Building Blocks: Newborn Screening Health IT Implementation Guide and Toolkit
The NewSTEPs 360 project, funded by the Health Resources and Services Administration (HRSA), works with newborn screening (NBS) programs to improve the timeliness and accuracy of NBS from birth to results reporting. Because the immediacy of results could mean life or death for a newborn, the NewSTEPs mission includes activities to implement health information technology solutions and electronic messaging. The use of electronic messaging for NBS speeds the results process, thus providing the most efficient, accurate and earliest care to our youngest citizens.
Several NBS programs have implemented, or are in the process of implementing, NBS messaging using program-specific methodologies with varying levels of success. To address the different approaches and inconsistent results of NBS messaging projects, NewSTEPs 360 partnered with the Virginia Division of Consolidated Laboratory Services (DCLS) and J Michael Consulting (JMC) to assemble a resource guide that offers the NBS community practical instructions and best practices for implementing a NBS electronic data exchange.
Building Blocks: Newborn Screening Health IT Implementation Guide and Toolkit is intended to fill a critical void in the world of newborn screening. The purpose of the Guide is to provide practical information to project teams that are instituting electronic messaging for NBS programs. The Guide uniquely addresses the diverse audiences related to initiating and sustaining this project and clearly outlines the steps needed to stand up electronic messaging with partners from start to finish. The detailed content of the Guide speaks to all those involved in this kind of project—laboratory professionals, project managers, hospital administration, subject matter professionals, nurse managers, and project stakeholders, among others.
The Guide is written primarily from the perspective of a state public health laboratory implementing electronic test orders and results (ETOR) with at least one hospital. In certain cases, it may be the NBS program that is managing the implementation. Nevertheless, throughout this document, we refer to the "laboratory" as the responsible entity for stylistic simplicity and because the laboratory will be the entity most affected by the new processes. In our hypothetical implementation, the laboratory has opted to utilize the Health Level 7 (HL7) 2.5.1 standard to accomplish this ETOR. It is assumed that the laboratory will design messages based on the HL7 Laboratory Results Interface (LRI) and Laboratory Orders Interface (LOI) Implementation Guides developed by the Standards and Interoperability (S&I) Framework. HL7 is generally considered to be the common standard for electronic public health messaging, but the laboratory may choose an alternative form of data exchange, such as a web portal. While HL7 messaging is the focus of this Guide, the majority of the advice offered applies to any type of data exchange implementation.

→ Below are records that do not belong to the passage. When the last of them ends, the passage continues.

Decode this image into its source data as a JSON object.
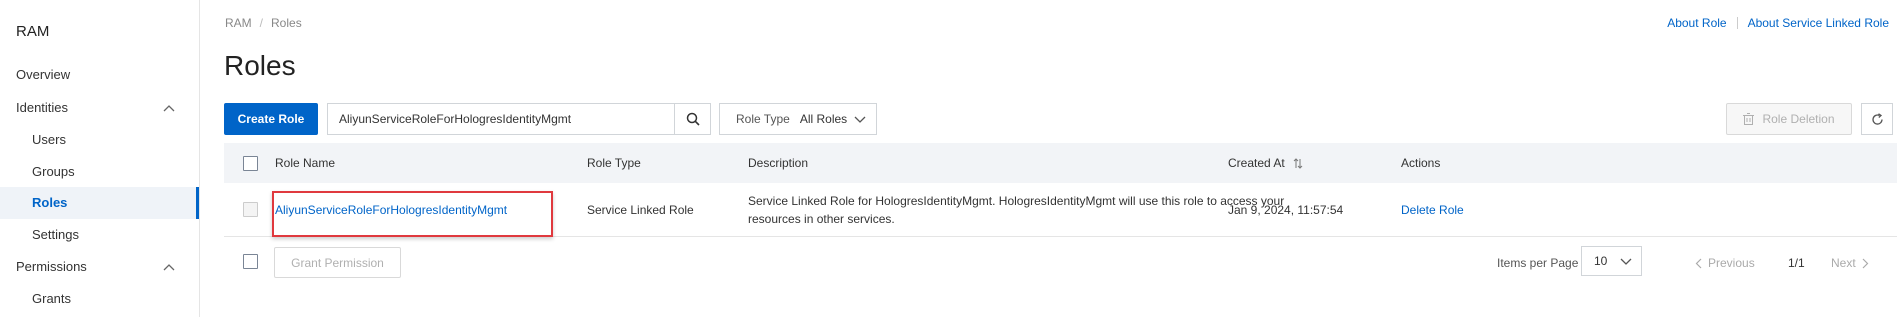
{
  "sidebar": {
    "title": "RAM",
    "items": [
      {
        "label": "Overview"
      },
      {
        "label": "Identities"
      },
      {
        "label": "Users"
      },
      {
        "label": "Groups"
      },
      {
        "label": "Roles"
      },
      {
        "label": "Settings"
      },
      {
        "label": "Permissions"
      },
      {
        "label": "Grants"
      }
    ]
  },
  "breadcrumb": {
    "root": "RAM",
    "separator": "/",
    "current": "Roles"
  },
  "top_links": {
    "about_role": "About Role",
    "about_slr": "About Service Linked Role"
  },
  "page_title": "Roles",
  "toolbar": {
    "create_role": "Create Role",
    "search_value": "AliyunServiceRoleForHologresIdentityMgmt",
    "role_type_label": "Role Type",
    "role_type_value": "All Roles",
    "role_deletion": "Role Deletion"
  },
  "table": {
    "headers": {
      "role_name": "Role Name",
      "role_type": "Role Type",
      "description": "Description",
      "created_at": "Created At",
      "actions": "Actions"
    },
    "rows": [
      {
        "role_name": "AliyunServiceRoleForHologresIdentityMgmt",
        "role_type": "Service Linked Role",
        "description": "Service Linked Role for HologresIdentityMgmt. HologresIdentityMgmt will use this role to access your resources in other services.",
        "created_at": "Jan 9, 2024, 11:57:54",
        "action": "Delete Role"
      }
    ]
  },
  "footer": {
    "grant_permission": "Grant Permission",
    "items_per_page_label": "Items per Page",
    "items_per_page_value": "10",
    "previous": "Previous",
    "page": "1/1",
    "next": "Next"
  },
  "colors": {
    "primary": "#0064c8",
    "highlight": "#e0393e"
  }
}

To provide targeted help for a variety of disparate professionals, the Guide is designed to be modular in use. This arrangement allows project teams or individual contributors to go directly to the portions of the guide that pertain to their specific needs, regardless of their focus. In other words, users can approach the Guide in an à la carte fashion. For example, a project manager may not need to take a deep dive into the nuts and bolts of message orders, while a subject matter expert (SME) may appreciate the more granular details related to HL7 messaging. Readers can use the SME Matrix described below to navigate to the content that is most relevant to them.
The activities described in Section 1 help guide laboratories in initiating successful implementation of NBS electronic messaging. The first step in preparing for any health IT implementation is to assemble internal stakeholders, agree on the scope and objectives of the project, and assess the laboratory’s readiness to take on this project. The laboratory must create documentation and project artifacts to help describe the project to the decision makers who can authorize the project. A significant effort in this planning stage may focus on cost and resource estimates and identifying funding.
Next, the laboratory must evaluate and prepare its internal workflow, messaging capabilities, vocabulary, and systems to accommodate electronic messaging. At this stage, the laboratory should select a messaging guide and define the message content and requirements clearly. The laboratory should also diagram the technical solution that it will use to enable the laboratory systems to receive and process test orders and generate and send results. In concert with these activities, the laboratory is likely building relationships with hospital partners; these efforts are summarized in Section 2. Once the steps described in Section 1 have been accomplished, the laboratory will be ready to begin implementing NBS messaging with hospital partners.